We love independent publishers, but great indie releases have a way of getting past us. Enter the Indie Roundup, a monthly review of new books we’re excited about from independent, university, and small presses we love.
May! Oh, how we have dreamed of your arrival. You’re finally here, and you’ve brought longer days (for reading!), warmer weather (for reading outside!), and feelings of relaxed hopefulness (for reading AND daydreaming!). This month’s Indie Roundup also offers numerous perks, making us think you two were made for each other. Below you’ll find some badass female characters, an adolescent boy on a quest, a fresh new look at an American classic, and more.
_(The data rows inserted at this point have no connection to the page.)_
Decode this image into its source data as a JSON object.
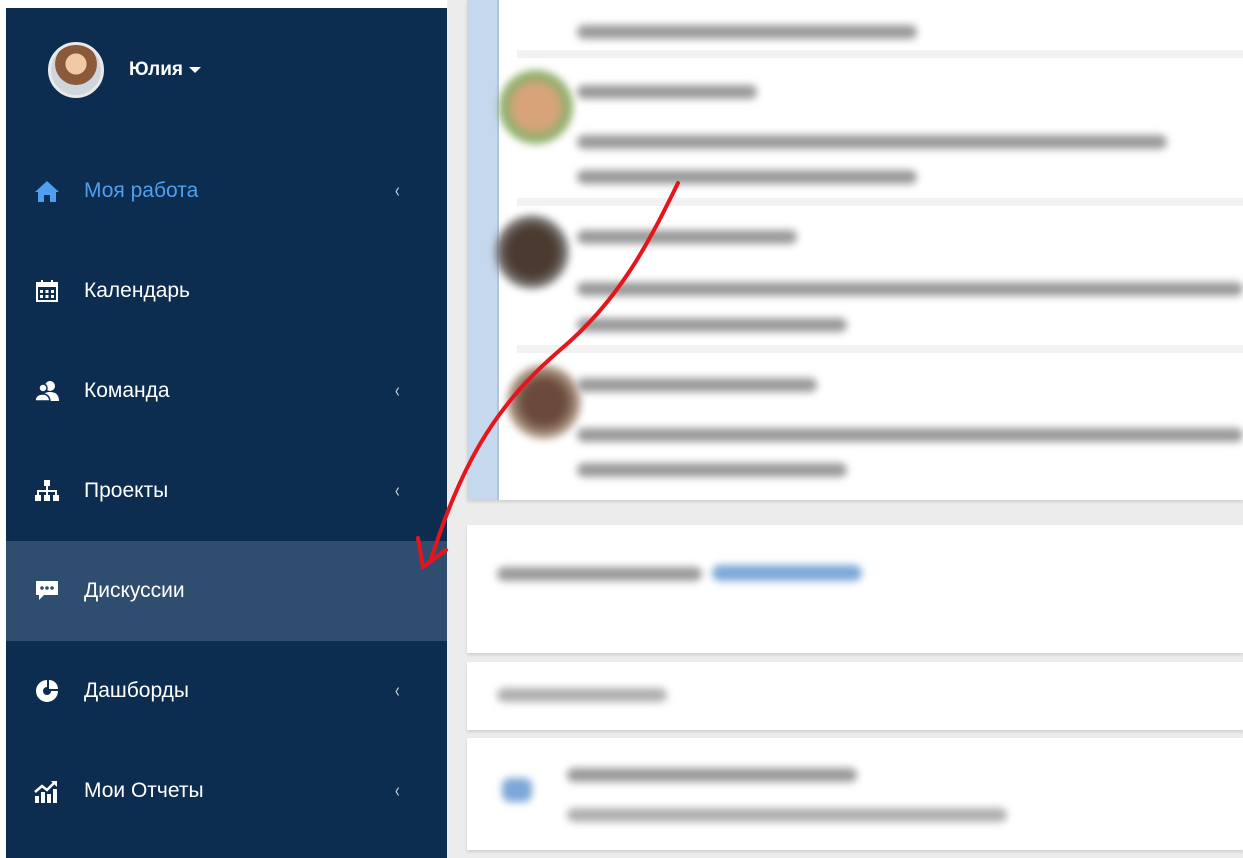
{
  "sidebar": {
    "user": {
      "name": "Юлия"
    },
    "items": [
      {
        "label": "Моя работа",
        "icon": "home-icon"
      },
      {
        "label": "Календарь",
        "icon": "calendar-icon"
      },
      {
        "label": "Команда",
        "icon": "users-icon"
      },
      {
        "label": "Проекты",
        "icon": "sitemap-icon"
      },
      {
        "label": "Дискуссии",
        "icon": "comments-icon"
      },
      {
        "label": "Дашборды",
        "icon": "pie-chart-icon"
      },
      {
        "label": "Мои Отчеты",
        "icon": "chart-growth-icon"
      }
    ],
    "chevron": "‹"
  },
  "colors": {
    "sidebar_bg": "#0c2d4f",
    "active_text": "#4e9ff0",
    "selected_bg": "#2f4e6f",
    "annotation_arrow": "#e8141b"
  }
}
Roller Girls Love Bobby Knight, by Michael Wayne Hampton (Artistically Declined Press)
There’s a lot going on that attracts me to this novella: tough-as-nails protagonists, DIY culture, the promise of a Kentucky landscape, and the allure of a short read. Hampton’s story is about female bonds, rockabilly, and roller derby, and it sounds like the perfect day-at-the-park book to spend a Sunday reading.
Whitman Illuminated: Song of Myself, by Allen Crawford (Illustrator) and Walt Whitman (Tin House Books)
Can’t wait to get my hands on this. Crawford has taken Whitman’s 60-page poem “Song of Myself” and turned it into a 234-page illustrated composition. I’m already a fan of Crawford and his wife’s illustration company, Plankton Art Co., and I can’t wait to see how they pay tribute to Whitman’s masterpiece.
Faces in the Crowd, by Valeria Luiselli (Coffee House Press)
Debut novel Faces has gotten a ton of praise in all the right places, and the reviews have piqued my curiosity. Two stories, one taking place in Mexico, the other New York City, are told in a nonlinear way, with flashbacks, facts, fictional characters, and poetry weaving together to create a whole fictional world.
The Fun We’ve Had, by Michael J. Seidlinger (Lazy Fascist)
A man and a woman are adrift in a never-ending sea. Did I mention they’re in a coffin? Also, we have no idea who “they” are, known only as “he” and “she.” Is it a story? A metaphor for relationships? All I know is that Seidlinger is consistently enjoyable to read, and whatever world he’s created here will be engaging, colorful, and, as the title says, most definitely fun.
Stealth, by Sonallah Ibrahim, trans. by Hosam Aboul-Ela (New Directions Publishing Corporation)
Mid-twentieth-century Cairo: turbulent, royal, a strange mix of old and new, all witnessed through the eyes of an 11-year-old boy. Sounds magical, and like it might just be the summer escape novel I’ve been searching for.